[Stored data entries]
Segment Open

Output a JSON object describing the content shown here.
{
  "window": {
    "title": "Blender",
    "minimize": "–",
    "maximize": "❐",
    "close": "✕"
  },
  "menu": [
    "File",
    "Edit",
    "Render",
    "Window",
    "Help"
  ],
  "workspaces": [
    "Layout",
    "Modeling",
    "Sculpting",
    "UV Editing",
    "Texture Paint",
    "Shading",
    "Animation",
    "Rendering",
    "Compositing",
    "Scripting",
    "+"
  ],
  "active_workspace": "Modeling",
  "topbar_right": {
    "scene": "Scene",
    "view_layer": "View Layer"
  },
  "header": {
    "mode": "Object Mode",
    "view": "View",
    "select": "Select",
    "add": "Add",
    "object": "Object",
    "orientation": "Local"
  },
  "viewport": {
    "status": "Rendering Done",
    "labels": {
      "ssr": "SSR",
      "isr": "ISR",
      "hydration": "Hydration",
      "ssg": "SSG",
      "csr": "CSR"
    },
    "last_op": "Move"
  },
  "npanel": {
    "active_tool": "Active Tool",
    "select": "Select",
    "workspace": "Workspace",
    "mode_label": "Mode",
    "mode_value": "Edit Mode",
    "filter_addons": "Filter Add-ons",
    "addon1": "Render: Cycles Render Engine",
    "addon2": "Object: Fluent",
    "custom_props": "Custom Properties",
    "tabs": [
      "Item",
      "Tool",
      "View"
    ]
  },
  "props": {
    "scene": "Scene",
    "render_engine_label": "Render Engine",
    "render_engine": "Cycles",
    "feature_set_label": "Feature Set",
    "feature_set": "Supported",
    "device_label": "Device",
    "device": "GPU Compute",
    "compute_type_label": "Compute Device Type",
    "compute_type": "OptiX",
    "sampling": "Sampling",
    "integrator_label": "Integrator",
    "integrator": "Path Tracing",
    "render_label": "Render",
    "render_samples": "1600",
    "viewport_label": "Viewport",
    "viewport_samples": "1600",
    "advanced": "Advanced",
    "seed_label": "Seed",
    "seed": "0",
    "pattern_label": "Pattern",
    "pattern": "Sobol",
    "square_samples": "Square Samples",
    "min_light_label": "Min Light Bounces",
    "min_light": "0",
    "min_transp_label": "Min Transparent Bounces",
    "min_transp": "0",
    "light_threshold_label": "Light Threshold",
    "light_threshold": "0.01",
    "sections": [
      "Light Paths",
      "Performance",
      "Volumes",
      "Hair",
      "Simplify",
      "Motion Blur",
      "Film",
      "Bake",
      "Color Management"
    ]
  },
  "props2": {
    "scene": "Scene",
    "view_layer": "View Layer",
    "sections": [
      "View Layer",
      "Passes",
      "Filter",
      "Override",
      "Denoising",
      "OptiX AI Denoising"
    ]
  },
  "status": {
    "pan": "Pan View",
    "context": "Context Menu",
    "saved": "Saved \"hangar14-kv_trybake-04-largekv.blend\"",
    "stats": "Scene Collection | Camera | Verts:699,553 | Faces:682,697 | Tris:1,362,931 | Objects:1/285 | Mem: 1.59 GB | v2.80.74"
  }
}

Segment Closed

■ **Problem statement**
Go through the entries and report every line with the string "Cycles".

■ **Written solution**
    "addon1": "Render: Cycles Render Engine",
    "render_engine": "Cycles",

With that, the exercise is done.